In the Ottinger home in Austria, Madeleine Fehr slowly awoke from a deep sleep to find that a startling figure was standing before her in her room. She blinked as if to determine if she was awake or not. The large figure in blue seemed to radiate a benign power, and although he appeared to be a European man with blonde hair, everything about him told her that he was not of this Earth.
“I am the Super-Wizard,” said the strange figure. “And I am pleased to meet you in person. I have been watching scenes from your life, and my ray-scans tell me that you are a good person.”
“This is crazy,” she whispered, “and yet I-I know who you are. I have seen a picture of you before — i-in the history books.”
“Of course,” he said, smiling. “History is an important subject, and we all need to know our own history and the history of our family. It is for that reason that I have come to tell you of your birthright.”
Madeleine frowned. “Birthright? What do you mean?”
“Your grandmother — your true grandmother — was a heroine with special abilities,” said the Super-Wizard. “And she used those abilities to fight criminals in the same time period that I visited Earth, as it will say in your history books. Her name was Marga, and because of her abilities she was known as the Panther Woman.

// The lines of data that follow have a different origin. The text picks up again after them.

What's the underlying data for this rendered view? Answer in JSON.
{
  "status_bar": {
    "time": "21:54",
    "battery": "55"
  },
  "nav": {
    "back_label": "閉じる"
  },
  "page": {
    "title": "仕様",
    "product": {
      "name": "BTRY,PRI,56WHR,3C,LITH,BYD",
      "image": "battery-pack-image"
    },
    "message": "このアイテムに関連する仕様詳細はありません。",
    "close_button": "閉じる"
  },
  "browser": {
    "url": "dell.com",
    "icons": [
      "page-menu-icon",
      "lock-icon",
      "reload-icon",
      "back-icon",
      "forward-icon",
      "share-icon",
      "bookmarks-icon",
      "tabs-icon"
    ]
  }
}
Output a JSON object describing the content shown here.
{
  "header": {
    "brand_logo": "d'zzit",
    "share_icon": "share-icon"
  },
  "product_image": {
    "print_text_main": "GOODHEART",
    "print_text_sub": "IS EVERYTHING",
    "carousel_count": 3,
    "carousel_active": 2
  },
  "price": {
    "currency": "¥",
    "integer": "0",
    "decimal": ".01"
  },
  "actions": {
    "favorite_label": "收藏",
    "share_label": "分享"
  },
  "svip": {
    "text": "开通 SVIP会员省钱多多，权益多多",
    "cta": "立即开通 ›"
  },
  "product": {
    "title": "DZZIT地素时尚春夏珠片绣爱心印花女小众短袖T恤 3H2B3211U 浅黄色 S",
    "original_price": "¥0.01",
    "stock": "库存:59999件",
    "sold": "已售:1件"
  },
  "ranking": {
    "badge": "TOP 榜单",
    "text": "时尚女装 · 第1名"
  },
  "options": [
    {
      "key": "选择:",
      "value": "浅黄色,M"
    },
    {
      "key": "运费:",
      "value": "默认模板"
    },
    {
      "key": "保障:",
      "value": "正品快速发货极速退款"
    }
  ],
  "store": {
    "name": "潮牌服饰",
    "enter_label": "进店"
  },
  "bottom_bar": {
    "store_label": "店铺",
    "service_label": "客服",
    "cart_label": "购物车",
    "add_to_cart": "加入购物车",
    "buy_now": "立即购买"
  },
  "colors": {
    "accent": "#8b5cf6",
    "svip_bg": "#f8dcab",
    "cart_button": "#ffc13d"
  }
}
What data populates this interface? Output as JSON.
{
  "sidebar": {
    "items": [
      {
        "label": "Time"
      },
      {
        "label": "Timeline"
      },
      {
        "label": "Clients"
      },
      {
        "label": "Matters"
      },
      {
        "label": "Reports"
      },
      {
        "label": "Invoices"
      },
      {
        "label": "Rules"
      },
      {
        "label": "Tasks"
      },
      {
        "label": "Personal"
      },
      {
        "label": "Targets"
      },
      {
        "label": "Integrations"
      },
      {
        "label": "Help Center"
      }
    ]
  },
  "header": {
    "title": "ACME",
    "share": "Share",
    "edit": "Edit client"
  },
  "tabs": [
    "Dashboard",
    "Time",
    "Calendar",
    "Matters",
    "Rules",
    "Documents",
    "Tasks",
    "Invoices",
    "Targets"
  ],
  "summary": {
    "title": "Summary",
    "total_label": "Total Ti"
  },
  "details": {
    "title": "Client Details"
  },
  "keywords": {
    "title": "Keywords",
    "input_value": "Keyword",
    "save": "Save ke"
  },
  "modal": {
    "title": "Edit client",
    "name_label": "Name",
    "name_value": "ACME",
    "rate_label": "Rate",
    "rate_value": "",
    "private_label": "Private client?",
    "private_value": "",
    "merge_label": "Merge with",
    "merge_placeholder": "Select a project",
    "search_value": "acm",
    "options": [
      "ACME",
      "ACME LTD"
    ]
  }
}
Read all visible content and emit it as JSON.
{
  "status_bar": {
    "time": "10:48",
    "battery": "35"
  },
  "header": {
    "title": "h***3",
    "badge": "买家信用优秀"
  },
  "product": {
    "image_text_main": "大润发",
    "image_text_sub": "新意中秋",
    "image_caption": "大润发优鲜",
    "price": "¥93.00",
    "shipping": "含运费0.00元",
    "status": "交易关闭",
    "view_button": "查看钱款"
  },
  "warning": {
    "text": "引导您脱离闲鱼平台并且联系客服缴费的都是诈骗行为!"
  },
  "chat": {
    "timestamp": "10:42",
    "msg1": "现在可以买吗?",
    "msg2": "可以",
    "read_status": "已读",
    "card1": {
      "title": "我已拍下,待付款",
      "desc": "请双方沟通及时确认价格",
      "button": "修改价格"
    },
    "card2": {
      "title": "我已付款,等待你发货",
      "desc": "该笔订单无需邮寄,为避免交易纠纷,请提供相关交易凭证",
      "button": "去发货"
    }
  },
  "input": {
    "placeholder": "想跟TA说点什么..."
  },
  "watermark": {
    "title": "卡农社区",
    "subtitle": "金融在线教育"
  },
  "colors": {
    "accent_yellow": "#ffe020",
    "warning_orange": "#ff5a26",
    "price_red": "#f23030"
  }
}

Although your grandfather possessed no powers of his own, the man who became her husband was a heroic pilot and adventurer named Ted Grant. It is in their memory that I have come to tell you of your birthright.”
The teenage girl’s mind was racing. Could this be true? Would she finally learn some of the secrets of her family’s past after all these years of wondering?
“As I have recently empowered others to serve as champions, so do I now release the power that is within you and give you a mission to accompany it. You are to defend and protect the natural world, and you will become one with the natural order. Like your grandmother Marga, you shall be more than human. You shall embody the power of the panther.”
Madeleine gasped as her body changed in the blink of an eye. Her small form grew taller and more powerfully built, and her red hair flowed down past her shoulders. A more feral look crossed her face as her soft features became harder and more animalistic. Her fingernails and toenails became longer and more rigid.
“Panthera,” she said with a slight snarl that surprised her for a moment but quickly felt as natural as anything. She crouched before the strange alien man and asked, “Will you show me what to do? Will you show me how to use these powers for good?”
“That is not my purpose,” said the Super-Wizard. “But I have arranged events so that you will be in a position to be mentored by a heroic man who will help you become a heroine, just as your grandfather Ted Grant helped your grandmother Marga to become the Panther Woman. This man was himself mentored by one of this world’s greatest heroes and has long trained for his own heroic career. He is the companion of someone in this household.”
“You can’t mean Uncle Werner,” Madeleine said, stifling a laugh at the thought.
“No, but you will know him when you see him,” the Super-Wizard replied. “And you shall meet him soon. Farewell.”
She nodded and rose up as her new patron vanished, and she felt herself revert back to her normal small form.
“Panthera,” she whispered to herself. “I feel as if I could transform myself at will. This feels both strange and thrilling.”
Madeleine Fehr knew she would need time to accept this or even believe that such things were possible. For now, though, she was just happy to know something about her real grandparents.